Some of the fonts we have in Over are called Duo Fonts, which is basically a typeface with two very different expressions designed to work together. Essentially, it’s a pre-selected font pairing – a two-for-one for the taking.
You’ll need to try out a few combinations to find the magic formula, which will of course hinge on your brand’s style. As a starting point, here are some suggestions for font pairings we think work particularly well together – grouped according to our ten graphic styles. Either use these, or try subtle variations as you develop a customized combo to add to your brand board.
Bold font pairings
Minimal font pairings
Elegant font pairings
Modern font pairings
Street font pairings
Classic font pairings
Luxury font pairings
Playful font pairings
Organic font pairings
The right fonts for your brand
As we’ve emphasized before, the name of the game when it comes to creating your brand’s identity is consistency: pick them, and stick to them. Just like your graphics, images, and colors, select font designs that complement your brand’s story and style. That said, trust your gut here. You need to be in love with your brand’s typeface more than anybody else, seeing as you’ll be using it on a daily basis. Love at first sight is as good a reason as any to guide you.
Here’s some excellent parting advice from the king of the type geeks at Over – our Senior UX Designer, Daniel, who also runs a dedicated font fanatic account @type.bot that we recommend you follow for ongoing inspiration.
Daniel suggests seven key points to consider when choosing a typeface for your brand identity:
1. Make sure it's clearly readable and functional before choosing a typeface based on its looks. It needs to work across many mediums as your brand evolves over time.
2. Typography styles are expressive and evoke emotions, so choose a font that is versatile and allows for different moods, depending on what content you need to create.
3. Looks are important and cannot be ignored. It helps to distinguish your brand from others. It's important to think about the unique letterforms and if they hold their own character, plus if they elevate your brand and don't fall into the generic pool.
4. Be consistent with the use of your primary typeface.
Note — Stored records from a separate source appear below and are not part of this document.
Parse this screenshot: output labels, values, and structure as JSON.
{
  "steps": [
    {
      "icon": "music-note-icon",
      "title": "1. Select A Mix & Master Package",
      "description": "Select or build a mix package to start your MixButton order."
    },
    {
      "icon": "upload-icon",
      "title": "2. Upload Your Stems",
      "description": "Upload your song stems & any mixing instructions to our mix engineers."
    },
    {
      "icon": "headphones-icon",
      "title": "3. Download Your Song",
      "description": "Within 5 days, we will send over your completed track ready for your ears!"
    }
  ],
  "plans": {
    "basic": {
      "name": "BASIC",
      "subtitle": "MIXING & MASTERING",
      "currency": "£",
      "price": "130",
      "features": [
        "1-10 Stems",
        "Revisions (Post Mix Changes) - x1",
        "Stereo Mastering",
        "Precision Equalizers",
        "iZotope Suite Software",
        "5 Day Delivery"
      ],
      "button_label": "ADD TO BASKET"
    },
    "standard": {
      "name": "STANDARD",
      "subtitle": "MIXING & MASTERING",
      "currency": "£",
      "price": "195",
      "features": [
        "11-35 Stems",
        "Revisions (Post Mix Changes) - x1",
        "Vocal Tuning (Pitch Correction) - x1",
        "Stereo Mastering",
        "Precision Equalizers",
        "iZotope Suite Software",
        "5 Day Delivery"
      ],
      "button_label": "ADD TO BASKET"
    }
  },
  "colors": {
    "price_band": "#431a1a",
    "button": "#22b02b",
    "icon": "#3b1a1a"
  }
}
Experiment with layout and forms and be consistent in delivery of type scale and composition, so that your audience can easily identify your brand.
5. Start simple and if you need to grow and evolve your brand, start thinking of a complementary typeface that accentuates your primary typeface and overall brand.
6. There's a limit. It's best practice to keep your brand’s font family in the range of one to three fonts that work well together. A good starting point is a single font that’s versatile in its weighting and style.
7. When you’re establishing a brand from scratch, a single well chosen typeface can serve you and your brand well, before having to consider more typefaces (if at all). Start simple and build confidence through continuous creation.